■ WHAT TO DO: For each line below that contains the word "English", return that line.

= = =

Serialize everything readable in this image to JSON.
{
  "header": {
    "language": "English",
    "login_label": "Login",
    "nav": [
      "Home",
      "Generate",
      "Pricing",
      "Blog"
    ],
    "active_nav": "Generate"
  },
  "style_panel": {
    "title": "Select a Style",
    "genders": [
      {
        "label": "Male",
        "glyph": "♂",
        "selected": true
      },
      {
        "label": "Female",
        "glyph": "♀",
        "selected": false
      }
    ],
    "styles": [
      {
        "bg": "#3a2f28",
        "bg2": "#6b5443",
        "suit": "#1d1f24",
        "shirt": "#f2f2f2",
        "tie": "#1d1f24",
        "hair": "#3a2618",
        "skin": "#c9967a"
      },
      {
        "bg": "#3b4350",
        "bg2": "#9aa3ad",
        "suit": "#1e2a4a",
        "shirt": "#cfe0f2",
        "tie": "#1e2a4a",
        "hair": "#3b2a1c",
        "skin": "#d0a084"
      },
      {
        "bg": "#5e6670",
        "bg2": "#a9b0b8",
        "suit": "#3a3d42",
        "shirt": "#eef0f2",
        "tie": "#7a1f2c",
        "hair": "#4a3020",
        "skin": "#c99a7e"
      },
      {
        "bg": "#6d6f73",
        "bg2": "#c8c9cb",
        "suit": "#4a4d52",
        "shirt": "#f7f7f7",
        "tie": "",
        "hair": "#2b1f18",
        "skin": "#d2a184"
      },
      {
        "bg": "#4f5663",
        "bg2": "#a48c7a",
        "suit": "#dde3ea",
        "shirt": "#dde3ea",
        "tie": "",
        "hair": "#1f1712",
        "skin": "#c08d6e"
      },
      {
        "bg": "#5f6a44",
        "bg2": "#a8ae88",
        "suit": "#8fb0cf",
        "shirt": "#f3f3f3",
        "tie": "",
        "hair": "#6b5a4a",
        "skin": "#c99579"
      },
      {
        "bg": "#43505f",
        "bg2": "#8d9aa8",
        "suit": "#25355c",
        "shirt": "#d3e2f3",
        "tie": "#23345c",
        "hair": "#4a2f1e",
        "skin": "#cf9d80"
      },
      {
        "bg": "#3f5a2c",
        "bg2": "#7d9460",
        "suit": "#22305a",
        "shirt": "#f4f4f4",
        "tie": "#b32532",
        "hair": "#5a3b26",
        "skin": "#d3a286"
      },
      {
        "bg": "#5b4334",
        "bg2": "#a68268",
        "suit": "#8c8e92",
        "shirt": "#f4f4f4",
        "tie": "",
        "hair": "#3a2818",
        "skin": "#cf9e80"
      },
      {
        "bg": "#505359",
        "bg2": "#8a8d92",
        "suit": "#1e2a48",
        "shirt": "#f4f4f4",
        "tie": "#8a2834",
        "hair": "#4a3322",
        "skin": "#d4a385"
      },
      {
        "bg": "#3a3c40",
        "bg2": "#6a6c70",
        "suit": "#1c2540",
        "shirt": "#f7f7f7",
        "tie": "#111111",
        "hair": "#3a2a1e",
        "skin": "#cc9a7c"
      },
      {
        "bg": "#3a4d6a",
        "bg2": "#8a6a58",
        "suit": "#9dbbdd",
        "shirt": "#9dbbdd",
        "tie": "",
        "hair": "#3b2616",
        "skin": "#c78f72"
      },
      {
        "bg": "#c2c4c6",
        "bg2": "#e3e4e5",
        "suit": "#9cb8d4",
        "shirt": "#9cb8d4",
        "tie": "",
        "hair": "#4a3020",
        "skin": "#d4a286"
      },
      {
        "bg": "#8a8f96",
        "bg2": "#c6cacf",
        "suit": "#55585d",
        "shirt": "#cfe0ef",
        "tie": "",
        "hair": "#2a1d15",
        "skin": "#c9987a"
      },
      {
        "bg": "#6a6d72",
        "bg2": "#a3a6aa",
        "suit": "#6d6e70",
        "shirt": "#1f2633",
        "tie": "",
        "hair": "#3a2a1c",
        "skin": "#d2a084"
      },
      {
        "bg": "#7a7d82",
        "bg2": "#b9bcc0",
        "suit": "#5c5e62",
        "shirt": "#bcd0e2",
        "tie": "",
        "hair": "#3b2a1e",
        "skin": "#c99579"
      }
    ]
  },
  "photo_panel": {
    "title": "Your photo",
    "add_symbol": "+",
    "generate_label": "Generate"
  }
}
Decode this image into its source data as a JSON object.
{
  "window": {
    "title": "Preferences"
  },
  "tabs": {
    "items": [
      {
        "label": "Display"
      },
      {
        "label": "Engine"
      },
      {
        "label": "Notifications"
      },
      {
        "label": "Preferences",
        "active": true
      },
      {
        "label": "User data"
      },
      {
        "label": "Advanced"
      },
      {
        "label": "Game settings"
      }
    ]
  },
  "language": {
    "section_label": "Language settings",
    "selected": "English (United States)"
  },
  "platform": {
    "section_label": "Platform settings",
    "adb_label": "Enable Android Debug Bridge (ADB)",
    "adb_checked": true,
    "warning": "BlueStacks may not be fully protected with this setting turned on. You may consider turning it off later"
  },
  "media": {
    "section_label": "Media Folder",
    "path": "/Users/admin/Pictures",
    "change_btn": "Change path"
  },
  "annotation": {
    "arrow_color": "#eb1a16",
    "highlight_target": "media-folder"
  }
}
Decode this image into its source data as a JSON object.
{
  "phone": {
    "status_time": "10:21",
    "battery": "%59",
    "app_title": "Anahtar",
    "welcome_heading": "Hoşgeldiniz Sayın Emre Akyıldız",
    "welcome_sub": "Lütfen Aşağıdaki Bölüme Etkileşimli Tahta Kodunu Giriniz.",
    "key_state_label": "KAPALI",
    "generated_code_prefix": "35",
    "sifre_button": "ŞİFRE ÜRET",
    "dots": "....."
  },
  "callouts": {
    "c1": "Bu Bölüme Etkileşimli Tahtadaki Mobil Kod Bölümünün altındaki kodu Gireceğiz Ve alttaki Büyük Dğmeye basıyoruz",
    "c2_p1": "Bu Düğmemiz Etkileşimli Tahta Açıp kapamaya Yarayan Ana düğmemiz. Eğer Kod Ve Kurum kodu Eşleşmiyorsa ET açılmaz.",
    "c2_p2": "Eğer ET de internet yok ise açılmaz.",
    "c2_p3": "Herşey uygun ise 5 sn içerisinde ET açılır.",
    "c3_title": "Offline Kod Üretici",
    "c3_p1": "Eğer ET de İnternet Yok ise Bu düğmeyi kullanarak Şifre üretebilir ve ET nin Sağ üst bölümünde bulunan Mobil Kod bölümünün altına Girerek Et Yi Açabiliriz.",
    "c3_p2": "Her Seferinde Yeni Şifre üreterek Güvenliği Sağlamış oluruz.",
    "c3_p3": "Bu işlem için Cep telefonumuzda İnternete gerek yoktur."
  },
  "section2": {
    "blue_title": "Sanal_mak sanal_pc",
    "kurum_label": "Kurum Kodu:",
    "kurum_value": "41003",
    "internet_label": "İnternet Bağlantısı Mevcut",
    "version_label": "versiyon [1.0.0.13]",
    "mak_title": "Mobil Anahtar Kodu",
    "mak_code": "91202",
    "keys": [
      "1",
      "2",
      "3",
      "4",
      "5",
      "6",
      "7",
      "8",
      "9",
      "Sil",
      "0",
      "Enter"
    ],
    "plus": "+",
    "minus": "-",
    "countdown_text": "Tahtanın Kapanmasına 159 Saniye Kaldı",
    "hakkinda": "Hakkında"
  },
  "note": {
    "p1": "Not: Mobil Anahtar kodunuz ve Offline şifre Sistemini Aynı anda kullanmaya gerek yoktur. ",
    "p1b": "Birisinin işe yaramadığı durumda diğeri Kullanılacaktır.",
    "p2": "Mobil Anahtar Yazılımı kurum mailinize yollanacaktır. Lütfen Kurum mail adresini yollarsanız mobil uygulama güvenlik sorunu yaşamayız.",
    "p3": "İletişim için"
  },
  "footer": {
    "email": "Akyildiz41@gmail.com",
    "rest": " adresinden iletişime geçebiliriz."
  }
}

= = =

■ YOUR RESPONSE:
    "language": "English",
    "selected": "English (United States)"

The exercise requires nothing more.